(Element data from apps and pages)
[Start of section]

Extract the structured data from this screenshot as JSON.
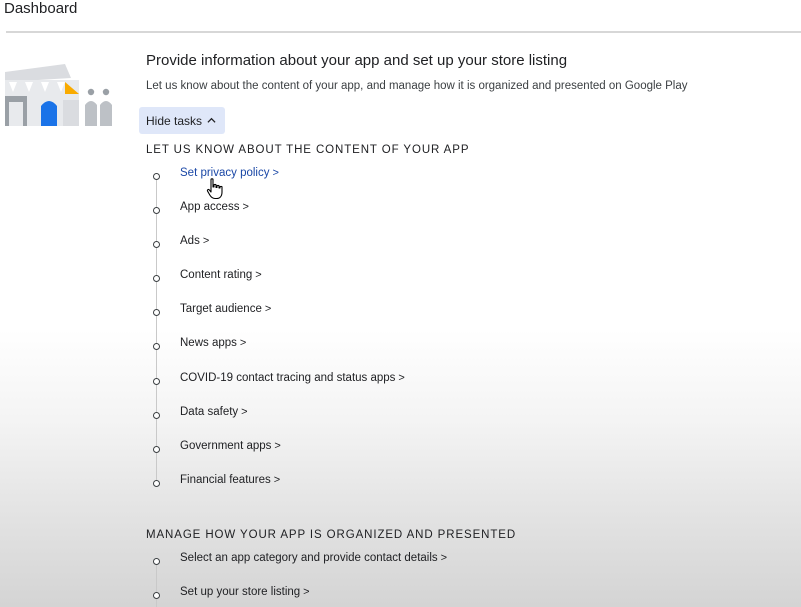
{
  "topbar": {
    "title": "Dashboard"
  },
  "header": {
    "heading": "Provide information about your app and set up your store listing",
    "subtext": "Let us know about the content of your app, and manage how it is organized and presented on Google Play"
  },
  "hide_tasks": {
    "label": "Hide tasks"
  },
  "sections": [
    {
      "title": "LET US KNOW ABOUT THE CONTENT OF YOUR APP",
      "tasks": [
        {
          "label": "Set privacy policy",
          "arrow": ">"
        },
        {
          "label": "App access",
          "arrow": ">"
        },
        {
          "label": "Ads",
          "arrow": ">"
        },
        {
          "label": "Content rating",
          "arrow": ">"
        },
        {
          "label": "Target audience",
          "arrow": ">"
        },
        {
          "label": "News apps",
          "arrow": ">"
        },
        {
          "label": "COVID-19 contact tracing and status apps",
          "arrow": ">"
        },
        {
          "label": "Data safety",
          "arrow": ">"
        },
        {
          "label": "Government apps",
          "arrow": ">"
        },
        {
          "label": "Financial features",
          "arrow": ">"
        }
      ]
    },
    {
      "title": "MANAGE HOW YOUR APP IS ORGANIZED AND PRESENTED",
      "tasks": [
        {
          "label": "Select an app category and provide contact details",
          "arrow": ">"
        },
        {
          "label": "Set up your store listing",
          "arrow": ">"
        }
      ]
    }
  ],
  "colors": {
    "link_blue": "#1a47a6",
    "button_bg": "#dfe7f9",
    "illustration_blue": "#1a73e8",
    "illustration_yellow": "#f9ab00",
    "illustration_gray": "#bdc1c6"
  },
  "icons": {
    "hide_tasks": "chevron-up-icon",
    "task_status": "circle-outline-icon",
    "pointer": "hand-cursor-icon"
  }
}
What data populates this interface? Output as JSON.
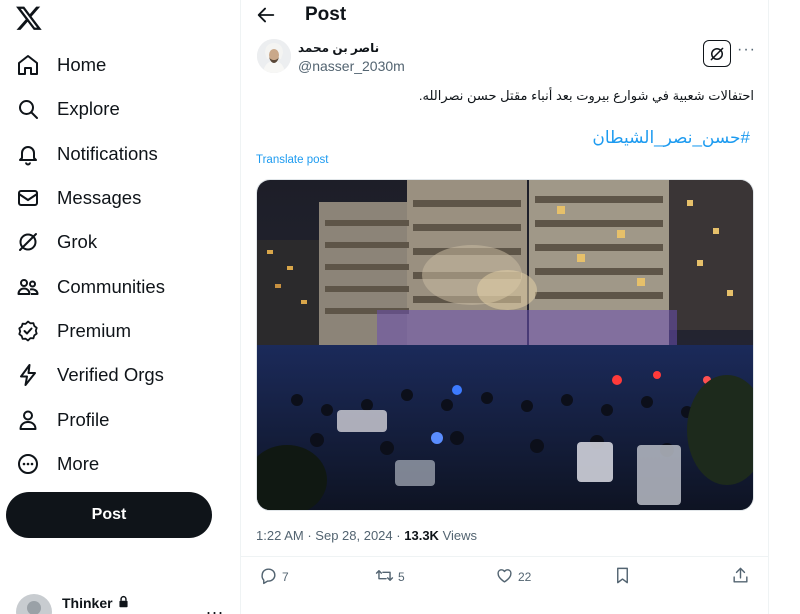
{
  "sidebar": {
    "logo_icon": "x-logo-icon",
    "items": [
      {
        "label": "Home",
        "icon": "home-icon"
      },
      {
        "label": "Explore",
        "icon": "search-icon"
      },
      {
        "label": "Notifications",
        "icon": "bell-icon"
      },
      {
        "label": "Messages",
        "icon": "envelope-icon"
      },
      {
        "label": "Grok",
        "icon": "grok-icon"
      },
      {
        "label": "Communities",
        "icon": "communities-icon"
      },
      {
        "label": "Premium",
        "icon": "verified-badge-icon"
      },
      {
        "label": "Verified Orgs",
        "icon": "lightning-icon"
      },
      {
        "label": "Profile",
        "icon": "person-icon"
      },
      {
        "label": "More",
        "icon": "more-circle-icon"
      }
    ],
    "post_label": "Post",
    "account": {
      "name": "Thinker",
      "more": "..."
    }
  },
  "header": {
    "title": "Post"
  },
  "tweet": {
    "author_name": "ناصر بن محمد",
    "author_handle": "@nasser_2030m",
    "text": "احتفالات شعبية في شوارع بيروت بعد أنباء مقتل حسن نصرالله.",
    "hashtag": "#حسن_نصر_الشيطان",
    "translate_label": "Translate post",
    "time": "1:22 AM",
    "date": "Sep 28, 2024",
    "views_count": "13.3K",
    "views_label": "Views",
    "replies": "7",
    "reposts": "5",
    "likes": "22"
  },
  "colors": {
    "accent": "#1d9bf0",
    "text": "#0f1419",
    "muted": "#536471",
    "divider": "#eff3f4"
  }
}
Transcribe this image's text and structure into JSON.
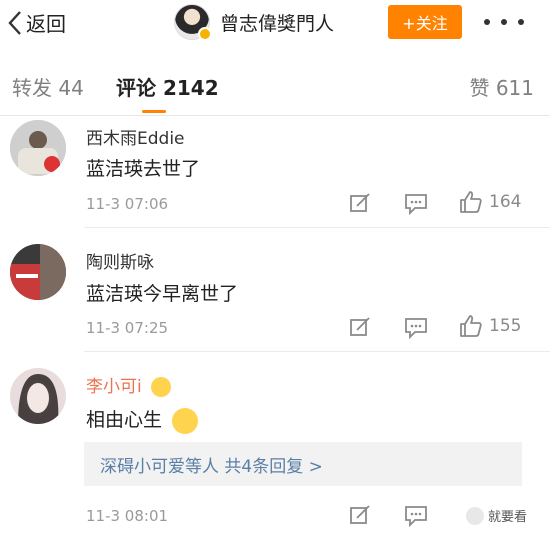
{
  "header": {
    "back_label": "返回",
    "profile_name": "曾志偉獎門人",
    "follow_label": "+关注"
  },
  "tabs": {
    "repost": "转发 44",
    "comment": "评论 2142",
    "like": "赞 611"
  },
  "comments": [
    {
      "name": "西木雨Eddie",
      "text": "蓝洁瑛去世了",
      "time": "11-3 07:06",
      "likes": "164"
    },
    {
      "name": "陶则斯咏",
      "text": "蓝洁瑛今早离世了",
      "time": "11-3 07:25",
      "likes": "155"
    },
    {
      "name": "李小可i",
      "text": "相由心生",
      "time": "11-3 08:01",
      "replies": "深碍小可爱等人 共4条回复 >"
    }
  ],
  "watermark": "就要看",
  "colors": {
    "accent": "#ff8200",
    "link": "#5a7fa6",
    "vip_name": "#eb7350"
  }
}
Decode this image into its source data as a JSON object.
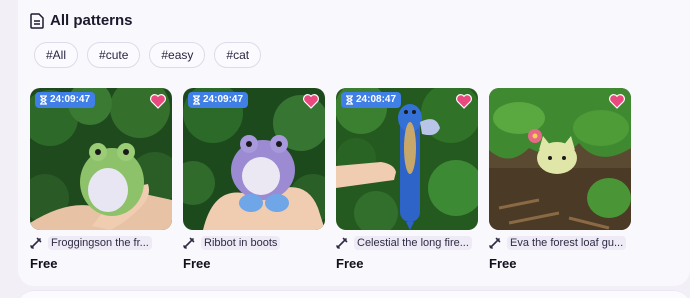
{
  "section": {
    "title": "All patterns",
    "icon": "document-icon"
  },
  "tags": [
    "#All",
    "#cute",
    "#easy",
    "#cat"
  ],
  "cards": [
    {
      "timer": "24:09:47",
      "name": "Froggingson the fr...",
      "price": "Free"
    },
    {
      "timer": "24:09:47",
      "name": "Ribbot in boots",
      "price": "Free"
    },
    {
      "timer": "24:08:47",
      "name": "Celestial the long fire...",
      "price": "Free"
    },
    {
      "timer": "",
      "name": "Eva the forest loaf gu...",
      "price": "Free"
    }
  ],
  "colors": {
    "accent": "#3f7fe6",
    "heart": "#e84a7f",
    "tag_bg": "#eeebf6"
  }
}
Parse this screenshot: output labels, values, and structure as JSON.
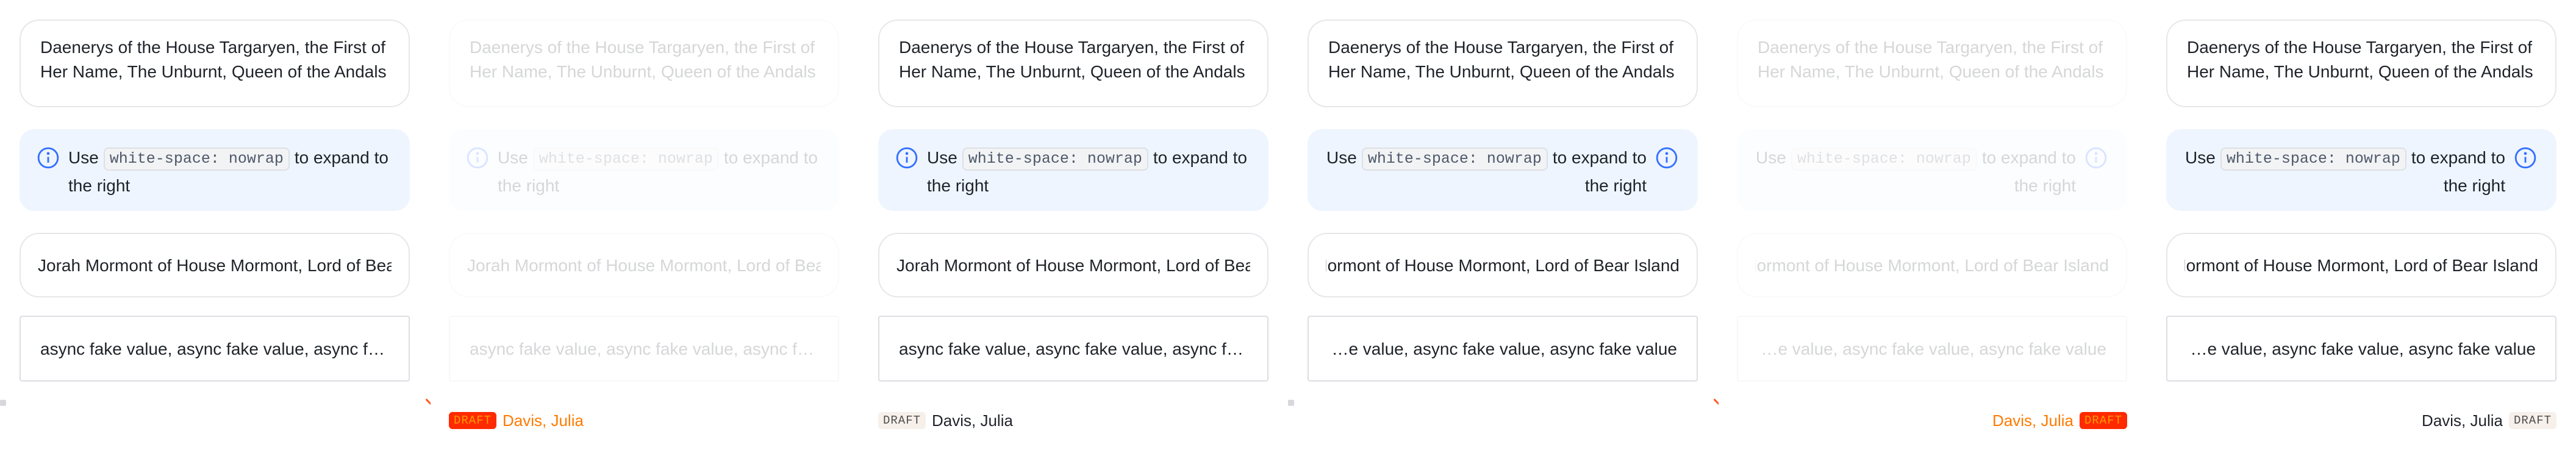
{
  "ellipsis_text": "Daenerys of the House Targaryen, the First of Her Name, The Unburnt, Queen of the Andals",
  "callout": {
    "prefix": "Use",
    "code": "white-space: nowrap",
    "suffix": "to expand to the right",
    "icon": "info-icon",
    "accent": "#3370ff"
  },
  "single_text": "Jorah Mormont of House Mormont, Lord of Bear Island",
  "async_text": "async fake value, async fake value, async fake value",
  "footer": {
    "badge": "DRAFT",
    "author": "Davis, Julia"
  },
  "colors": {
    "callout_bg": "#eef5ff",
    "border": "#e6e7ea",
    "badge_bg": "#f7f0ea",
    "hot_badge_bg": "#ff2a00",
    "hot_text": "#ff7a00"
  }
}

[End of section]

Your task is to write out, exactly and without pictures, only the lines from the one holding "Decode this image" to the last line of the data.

Decode this image into its source data as a JSON object.
{
  "section": {
    "title": "All patterns",
    "icon": "document-icon"
  },
  "tags": [
    "#All",
    "#cute",
    "#easy",
    "#cat"
  ],
  "cards": [
    {
      "timer": "24:09:47",
      "name": "Froggingson the fr...",
      "price": "Free"
    },
    {
      "timer": "24:09:47",
      "name": "Ribbot in boots",
      "price": "Free"
    },
    {
      "timer": "24:08:47",
      "name": "Celestial the long fire...",
      "price": "Free"
    },
    {
      "timer": "",
      "name": "Eva the forest loaf gu...",
      "price": "Free"
    }
  ],
  "colors": {
    "accent": "#3f7fe6",
    "heart": "#e84a7f",
    "tag_bg": "#eeebf6"
  }
}
Parse this screenshot: output labels, values, and structure as JSON.
{
  "ellipsis_text": "Daenerys of the House Targaryen, the First of Her Name, The Unburnt, Queen of the Andals",
  "callout": {
    "prefix": "Use",
    "code": "white-space: nowrap",
    "suffix": "to expand to the right",
    "icon": "info-icon",
    "accent": "#3370ff"
  },
  "single_text": "Jorah Mormont of House Mormont, Lord of Bear Island",
  "async_text": "async fake value, async fake value, async fake value",
  "footer": {
    "badge": "DRAFT",
    "author": "Davis, Julia"
  },
  "colors": {
    "callout_bg": "#eef5ff",
    "border": "#e6e7ea",
    "badge_bg": "#f7f0ea",
    "hot_badge_bg": "#ff2a00",
    "hot_text": "#ff7a00"
  }
}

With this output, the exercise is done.